* _EXERCISE DETAILS_
Only the words of the entries are wanted, repeated exactly and without images.

**** DATA FOR REVIEW

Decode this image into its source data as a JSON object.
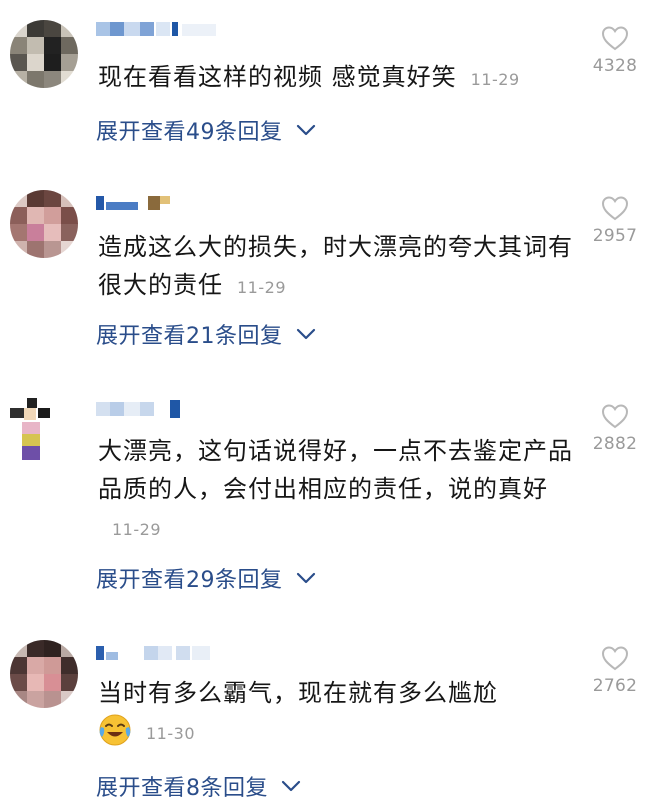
{
  "comments": [
    {
      "text": "现在看看这样的视频 感觉真好笑",
      "time": "11-29",
      "replies_label": "展开查看49条回复",
      "likes": "4328",
      "name_partial": "熊猫"
    },
    {
      "text": "造成这么大的损失，时大漂亮的夸大其词有很大的责任",
      "time": "11-29",
      "replies_label": "展开查看21条回复",
      "likes": "2957"
    },
    {
      "text": "大漂亮，这句话说得好，一点不去鉴定产品品质的人，会付出相应的责任，说的真好",
      "time": "11-29",
      "replies_label": "展开查看29条回复",
      "likes": "2882"
    },
    {
      "text": "当时有多么霸气，现在就有多么尴尬",
      "emoji": "crying-laughing-emoji",
      "time": "11-30",
      "replies_label": "展开查看8条回复",
      "likes": "2762"
    }
  ],
  "colors": {
    "text": "#161616",
    "time": "#9a9a9a",
    "reply_link": "#2a4d8a",
    "icon_gray": "#b8b8b8"
  },
  "icons": {
    "like": "heart-outline-icon",
    "expand": "chevron-down-icon"
  }
}
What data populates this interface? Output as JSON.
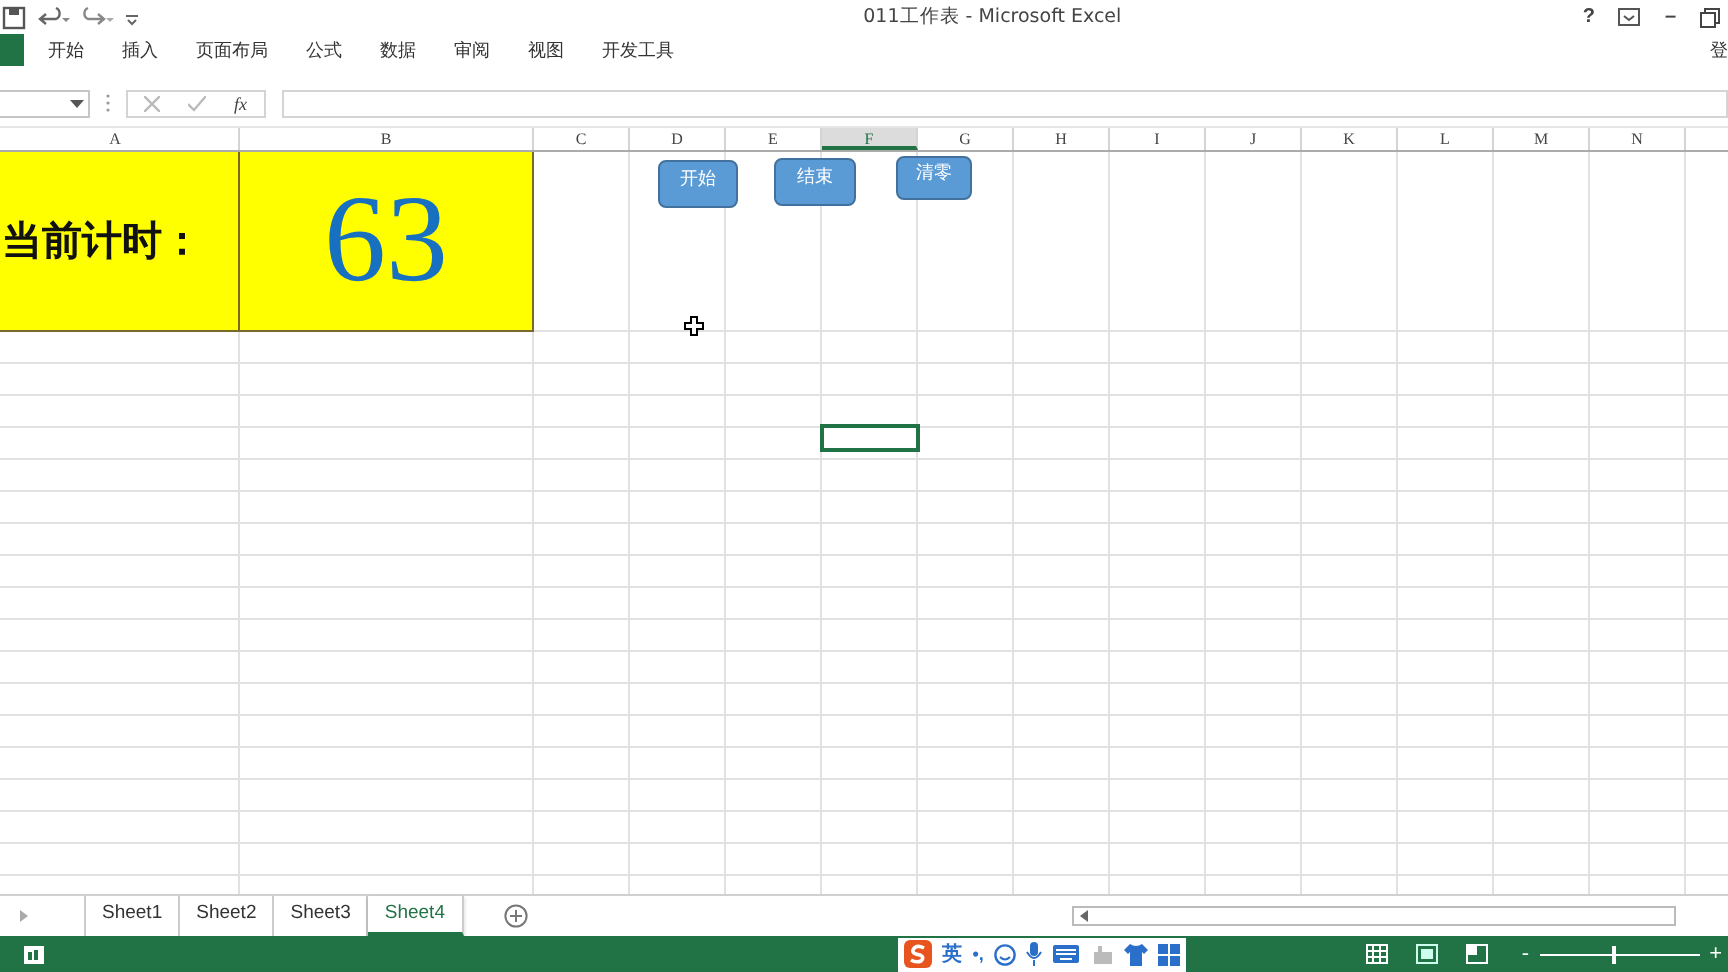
{
  "window": {
    "title": "011工作表 - Microsoft Excel",
    "help": "?",
    "minimize": "–",
    "login": "登"
  },
  "ribbon_tabs": [
    {
      "label": "开始"
    },
    {
      "label": "插入"
    },
    {
      "label": "页面布局"
    },
    {
      "label": "公式"
    },
    {
      "label": "数据"
    },
    {
      "label": "审阅"
    },
    {
      "label": "视图"
    },
    {
      "label": "开发工具"
    }
  ],
  "formula_bar": {
    "fx": "fx"
  },
  "columns": [
    {
      "label": "A",
      "selected": false
    },
    {
      "label": "B",
      "selected": false
    },
    {
      "label": "C",
      "selected": false
    },
    {
      "label": "D",
      "selected": false
    },
    {
      "label": "E",
      "selected": false
    },
    {
      "label": "F",
      "selected": true
    },
    {
      "label": "G",
      "selected": false
    },
    {
      "label": "H",
      "selected": false
    },
    {
      "label": "I",
      "selected": false
    },
    {
      "label": "J",
      "selected": false
    },
    {
      "label": "K",
      "selected": false
    },
    {
      "label": "L",
      "selected": false
    },
    {
      "label": "M",
      "selected": false
    },
    {
      "label": "N",
      "selected": false
    }
  ],
  "cells": {
    "label": "当前计时：",
    "value": "63"
  },
  "sheet_buttons": [
    {
      "label": "开始"
    },
    {
      "label": "结束"
    },
    {
      "label": "清零"
    }
  ],
  "sheet_tabs": [
    {
      "label": "Sheet1",
      "selected": false
    },
    {
      "label": "Sheet2",
      "selected": false
    },
    {
      "label": "Sheet3",
      "selected": false
    },
    {
      "label": "Sheet4",
      "selected": true
    }
  ],
  "status_bar": {
    "ime": "英",
    "ime_punct": "•,",
    "zoom_out": "-",
    "zoom_in": "+",
    "zoom_slider": {
      "level": 0.45
    }
  }
}
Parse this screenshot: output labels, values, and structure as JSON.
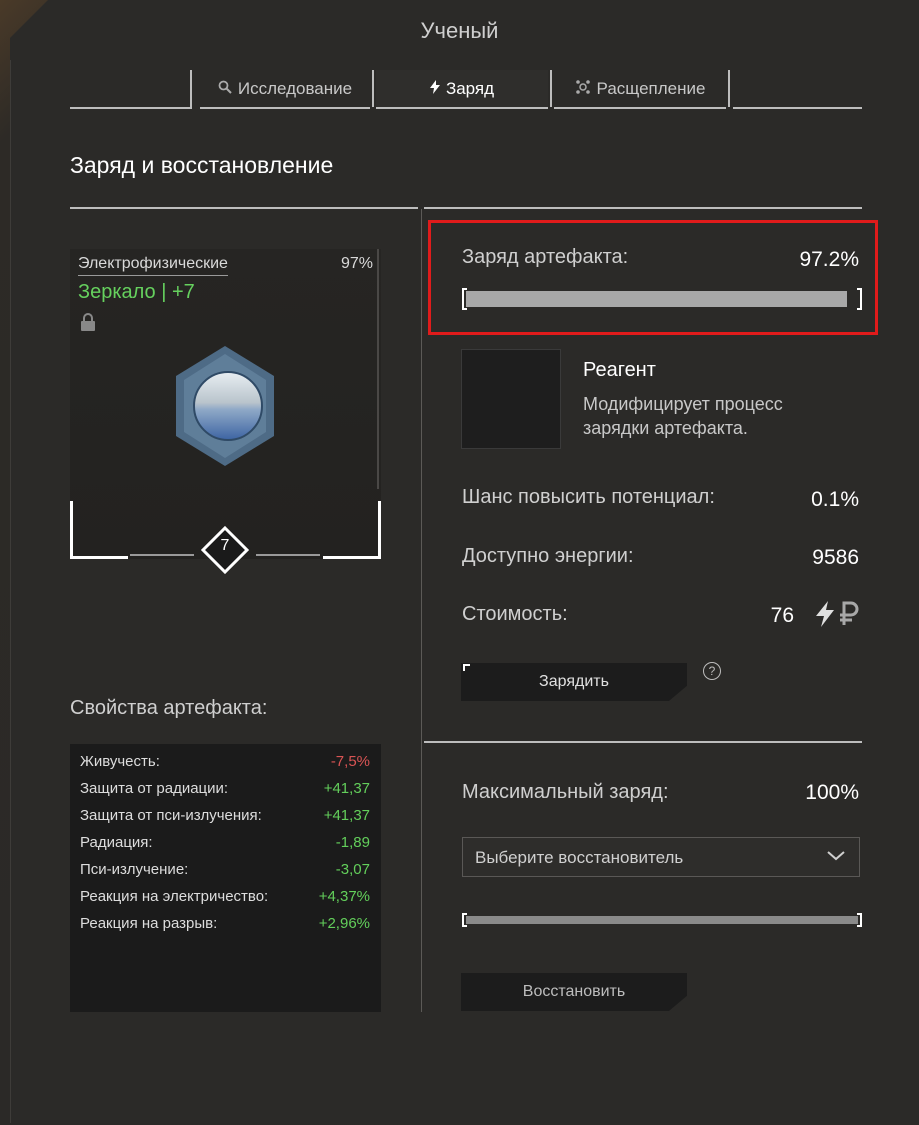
{
  "window": {
    "title": "Ученый"
  },
  "tabs": [
    {
      "label": "",
      "icon": ""
    },
    {
      "label": "Исследование",
      "icon": "search-icon"
    },
    {
      "label": "Заряд",
      "icon": "lightning-icon"
    },
    {
      "label": "Расщепление",
      "icon": "split-icon"
    },
    {
      "label": "",
      "icon": ""
    }
  ],
  "active_tab": "Заряд",
  "section_title": "Заряд и восстановление",
  "artifact": {
    "category": "Электрофизические",
    "percent": "97%",
    "name": "Зеркало | +7",
    "level": "7",
    "locked": true
  },
  "properties": {
    "title": "Свойства артефакта:",
    "rows": [
      {
        "label": "Живучесть:",
        "value": "-7,5%",
        "tone": "neg"
      },
      {
        "label": "Защита от радиации:",
        "value": "+41,37",
        "tone": "pos"
      },
      {
        "label": "Защита от пси-излучения:",
        "value": "+41,37",
        "tone": "pos"
      },
      {
        "label": "Радиация:",
        "value": "-1,89",
        "tone": "pos"
      },
      {
        "label": "Пси-излучение:",
        "value": "-3,07",
        "tone": "pos"
      },
      {
        "label": "Реакция на электричество:",
        "value": "+4,37%",
        "tone": "pos"
      },
      {
        "label": "Реакция на разрыв:",
        "value": "+2,96%",
        "tone": "pos"
      }
    ]
  },
  "charge": {
    "label": "Заряд артефакта:",
    "value": "97.2%",
    "fraction": 0.972
  },
  "reagent": {
    "name": "Реагент",
    "description": "Модифицирует процесс зарядки артефакта."
  },
  "stats": {
    "chance_label": "Шанс повысить потенциал:",
    "chance_value": "0.1%",
    "energy_label": "Доступно энергии:",
    "energy_value": "9586",
    "cost_label": "Стоимость:",
    "cost_value": "76"
  },
  "charge_button": "Зарядить",
  "max_charge": {
    "label": "Максимальный заряд:",
    "value": "100%",
    "fraction": 1.0
  },
  "restorer_select": {
    "placeholder": "Выберите восстановитель"
  },
  "restore_button": "Восстановить",
  "colors": {
    "positive": "#63cf5b",
    "negative": "#d95454",
    "highlight": "#e01b1b",
    "artifact_name": "#66d15e"
  }
}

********

* _TASK ANSWER_
Decode this image into its source data as a JSON object.
{
  "comments": [
    {
      "text": "现在看看这样的视频 感觉真好笑",
      "time": "11-29",
      "replies_label": "展开查看49条回复",
      "likes": "4328",
      "name_partial": "熊猫"
    },
    {
      "text": "造成这么大的损失，时大漂亮的夸大其词有很大的责任",
      "time": "11-29",
      "replies_label": "展开查看21条回复",
      "likes": "2957"
    },
    {
      "text": "大漂亮，这句话说得好，一点不去鉴定产品品质的人，会付出相应的责任，说的真好",
      "time": "11-29",
      "replies_label": "展开查看29条回复",
      "likes": "2882"
    },
    {
      "text": "当时有多么霸气，现在就有多么尴尬",
      "emoji": "crying-laughing-emoji",
      "time": "11-30",
      "replies_label": "展开查看8条回复",
      "likes": "2762"
    }
  ],
  "colors": {
    "text": "#161616",
    "time": "#9a9a9a",
    "reply_link": "#2a4d8a",
    "icon_gray": "#b8b8b8"
  },
  "icons": {
    "like": "heart-outline-icon",
    "expand": "chevron-down-icon"
  }
}
What data populates this interface? Output as JSON.
{
  "window": {
    "title": "011工作表 - Microsoft Excel",
    "help": "?",
    "minimize": "–",
    "login": "登"
  },
  "ribbon_tabs": [
    {
      "label": "开始"
    },
    {
      "label": "插入"
    },
    {
      "label": "页面布局"
    },
    {
      "label": "公式"
    },
    {
      "label": "数据"
    },
    {
      "label": "审阅"
    },
    {
      "label": "视图"
    },
    {
      "label": "开发工具"
    }
  ],
  "formula_bar": {
    "fx": "fx"
  },
  "columns": [
    {
      "label": "A",
      "selected": false
    },
    {
      "label": "B",
      "selected": false
    },
    {
      "label": "C",
      "selected": false
    },
    {
      "label": "D",
      "selected": false
    },
    {
      "label": "E",
      "selected": false
    },
    {
      "label": "F",
      "selected": true
    },
    {
      "label": "G",
      "selected": false
    },
    {
      "label": "H",
      "selected": false
    },
    {
      "label": "I",
      "selected": false
    },
    {
      "label": "J",
      "selected": false
    },
    {
      "label": "K",
      "selected": false
    },
    {
      "label": "L",
      "selected": false
    },
    {
      "label": "M",
      "selected": false
    },
    {
      "label": "N",
      "selected": false
    }
  ],
  "cells": {
    "label": "当前计时：",
    "value": "63"
  },
  "sheet_buttons": [
    {
      "label": "开始"
    },
    {
      "label": "结束"
    },
    {
      "label": "清零"
    }
  ],
  "sheet_tabs": [
    {
      "label": "Sheet1",
      "selected": false
    },
    {
      "label": "Sheet2",
      "selected": false
    },
    {
      "label": "Sheet3",
      "selected": false
    },
    {
      "label": "Sheet4",
      "selected": true
    }
  ],
  "status_bar": {
    "ime": "英",
    "ime_punct": "•,",
    "zoom_out": "-",
    "zoom_in": "+",
    "zoom_slider": {
      "level": 0.45
    }
  }
}
Parse this screenshot: output labels, values, and structure as JSON.
{
  "window": {
    "title": "Ученый"
  },
  "tabs": [
    {
      "label": "",
      "icon": ""
    },
    {
      "label": "Исследование",
      "icon": "search-icon"
    },
    {
      "label": "Заряд",
      "icon": "lightning-icon"
    },
    {
      "label": "Расщепление",
      "icon": "split-icon"
    },
    {
      "label": "",
      "icon": ""
    }
  ],
  "active_tab": "Заряд",
  "section_title": "Заряд и восстановление",
  "artifact": {
    "category": "Электрофизические",
    "percent": "97%",
    "name": "Зеркало | +7",
    "level": "7",
    "locked": true
  },
  "properties": {
    "title": "Свойства артефакта:",
    "rows": [
      {
        "label": "Живучесть:",
        "value": "-7,5%",
        "tone": "neg"
      },
      {
        "label": "Защита от радиации:",
        "value": "+41,37",
        "tone": "pos"
      },
      {
        "label": "Защита от пси-излучения:",
        "value": "+41,37",
        "tone": "pos"
      },
      {
        "label": "Радиация:",
        "value": "-1,89",
        "tone": "pos"
      },
      {
        "label": "Пси-излучение:",
        "value": "-3,07",
        "tone": "pos"
      },
      {
        "label": "Реакция на электричество:",
        "value": "+4,37%",
        "tone": "pos"
      },
      {
        "label": "Реакция на разрыв:",
        "value": "+2,96%",
        "tone": "pos"
      }
    ]
  },
  "charge": {
    "label": "Заряд артефакта:",
    "value": "97.2%",
    "fraction": 0.972
  },
  "reagent": {
    "name": "Реагент",
    "description": "Модифицирует процесс зарядки артефакта."
  },
  "stats": {
    "chance_label": "Шанс повысить потенциал:",
    "chance_value": "0.1%",
    "energy_label": "Доступно энергии:",
    "energy_value": "9586",
    "cost_label": "Стоимость:",
    "cost_value": "76"
  },
  "charge_button": "Зарядить",
  "max_charge": {
    "label": "Максимальный заряд:",
    "value": "100%",
    "fraction": 1.0
  },
  "restorer_select": {
    "placeholder": "Выберите восстановитель"
  },
  "restore_button": "Восстановить",
  "colors": {
    "positive": "#63cf5b",
    "negative": "#d95454",
    "highlight": "#e01b1b",
    "artifact_name": "#66d15e"
  }
}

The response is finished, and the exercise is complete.